Last Updated on March 10, 2013 by Jimson Lee
One of the earliest papers I read on 400 meter training was written by William Black from the 1988 Winter edition of TRACK COACH.
You can download the PDF here (168Kb).
The paper talks about the physiological factors of performance in the 400 meters, and one specific reference was from 1980. It’s a good read if you want to know the physiological factors in relation to race distribution.
But there was some interesting data from the research of a 1980 study from VanCoppenolle. Remember that by 1980, and even by the start of 1988, only 2 men broke 44 seconds. By the end of 1988, that number would be increased to 4!
- 400 meter dashes run in 43.8-44.9 seconds were accomplished by running the first and second 200 meters in a mean time of 21.5 (20.7-22.4) and 23.0 (22.1-23.5) seconds, respectively. 400-meters run in 45.0-45.9 seconds were run with the first and second 200s covered in mean times of 21.7 (20.8-22.7) and 23.8 (22.5-25.0).
The top runners have a smaller time differential between the first and second 200 meters (1.5 vs. 2.1 seconds). The difference between the mean times for the second 200 meters for the two groups of runners is significant on the 1% level.
- For the fastest (43.8-44.9) 400 runners, there is no distinct correlation between the second 200 meters and the final time.
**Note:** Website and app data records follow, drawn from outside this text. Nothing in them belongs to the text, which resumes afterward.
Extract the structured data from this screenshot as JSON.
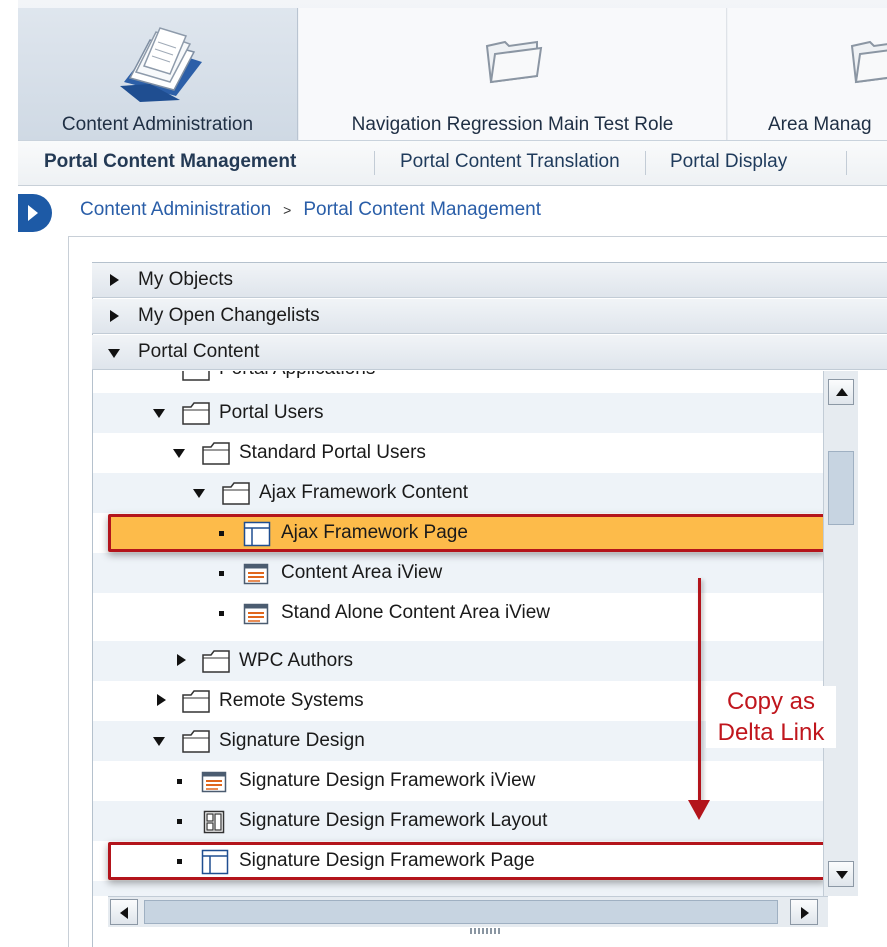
{
  "role_tabs": [
    {
      "label": "Content Administration",
      "icon": "documents-icon",
      "active": true
    },
    {
      "label": "Navigation Regression Main Test Role",
      "icon": "folder-icon",
      "active": false
    },
    {
      "label": "Area Manag",
      "icon": "folder-icon",
      "active": false
    }
  ],
  "sub_nav": [
    {
      "label": "Portal Content Management",
      "active": true
    },
    {
      "label": "Portal Content Translation",
      "active": false
    },
    {
      "label": "Portal Display",
      "active": false
    }
  ],
  "breadcrumb": {
    "items": [
      "Content Administration",
      "Portal Content Management"
    ],
    "separator": ">"
  },
  "trays": [
    {
      "label": "My Objects",
      "expanded": false
    },
    {
      "label": "My Open Changelists",
      "expanded": false
    },
    {
      "label": "Portal Content",
      "expanded": true
    }
  ],
  "tree": {
    "partial_top": "Portal Applications",
    "items": [
      {
        "label": "Portal Users",
        "type": "folder",
        "state": "expanded"
      },
      {
        "label": "Standard Portal Users",
        "type": "folder",
        "state": "expanded"
      },
      {
        "label": "Ajax Framework Content",
        "type": "folder",
        "state": "expanded"
      },
      {
        "label": "Ajax Framework Page",
        "type": "page",
        "state": "leaf",
        "selected": true
      },
      {
        "label": "Content Area iView",
        "type": "iview",
        "state": "leaf"
      },
      {
        "label": "Stand Alone Content Area iView",
        "type": "iview",
        "state": "leaf"
      },
      {
        "label": "WPC Authors",
        "type": "folder",
        "state": "collapsed"
      },
      {
        "label": "Remote Systems",
        "type": "folder",
        "state": "collapsed"
      },
      {
        "label": "Signature Design",
        "type": "folder",
        "state": "expanded"
      },
      {
        "label": "Signature Design Framework iView",
        "type": "iview",
        "state": "leaf"
      },
      {
        "label": "Signature Design Framework Layout",
        "type": "layout",
        "state": "leaf"
      },
      {
        "label": "Signature Design Framework Page",
        "type": "page",
        "state": "leaf",
        "highlighted": true
      }
    ]
  },
  "annotation": {
    "line1": "Copy as",
    "line2": "Delta Link",
    "color": "#c0161d"
  },
  "colors": {
    "selected_row": "#fdbb4a",
    "highlight_border": "#b3141b",
    "link_blue": "#2a5ea8",
    "expander_blue": "#1d5aa6"
  }
}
A favorable result can be run with a reactively fast or slow second 200 meters.
- For 400 runners in the 45.0-45.9 second category, there is a distinct correlation between a better final time and a better second 200 time.
Take a look at splits from the USATF 2008 Men’s 400m Olympic Trials Finals, and you’ll see differentials of 0.86 and 1.10 from Jeremy Wariner and LaShawn Merritt.
Here’s the link to the 400 meter splits from 2009 Berlin World Championships with a deeper look from the IAAF Biomechanical Analysis.
The conclusion is straight forward: the difference between the best and the sub-best 400 runners is that the best were able to run a faster second 200!
Duh! I’ve been preaching speed reserve for almost 5 years now on this Blog!
As for physiology, here were the conclusions:
- Success in the 400 is highly dependent upon a very high ability to produce energy via anaerobic glycolysis, with the accompanying lactate acidosis. When comparing heterogeneous groups of runners, the anaerobic capacity of the athlete is the main determinant of superior ability to run the 400 meters.
- More successful 400 meter runners are characterized by superior sprint speed. When comparing homogeneous groups of runners characterized by a very high anaerobic capacity, those who are faster over shorter distances tend to also be faster in the 400.
- More successful 400 meter runners may be characterized by superior alactate anaerobic capacity. It may be that those runners who are able to produce more energy in the early stages of the race, via the splitting of high energy phosphates, are more successful.
- Successful 400 meter runners are characterized by an anaerobic power similar to that of other athletes who participate in sports requiring a combination of speed and aerobic endurance (for example, soccer and basketball). A very high maximum oxygen uptake is not advantageous, and may even be detrimental, to high-level performance.
Now the 4 points above in nothing new for intermediate or advanced coaches, but it does give you an idea of the traits for 400 meter athlete selection, as well as planning your 400 meter workouts.
Of course, all this depends on your sample pool of athletes you have to work with!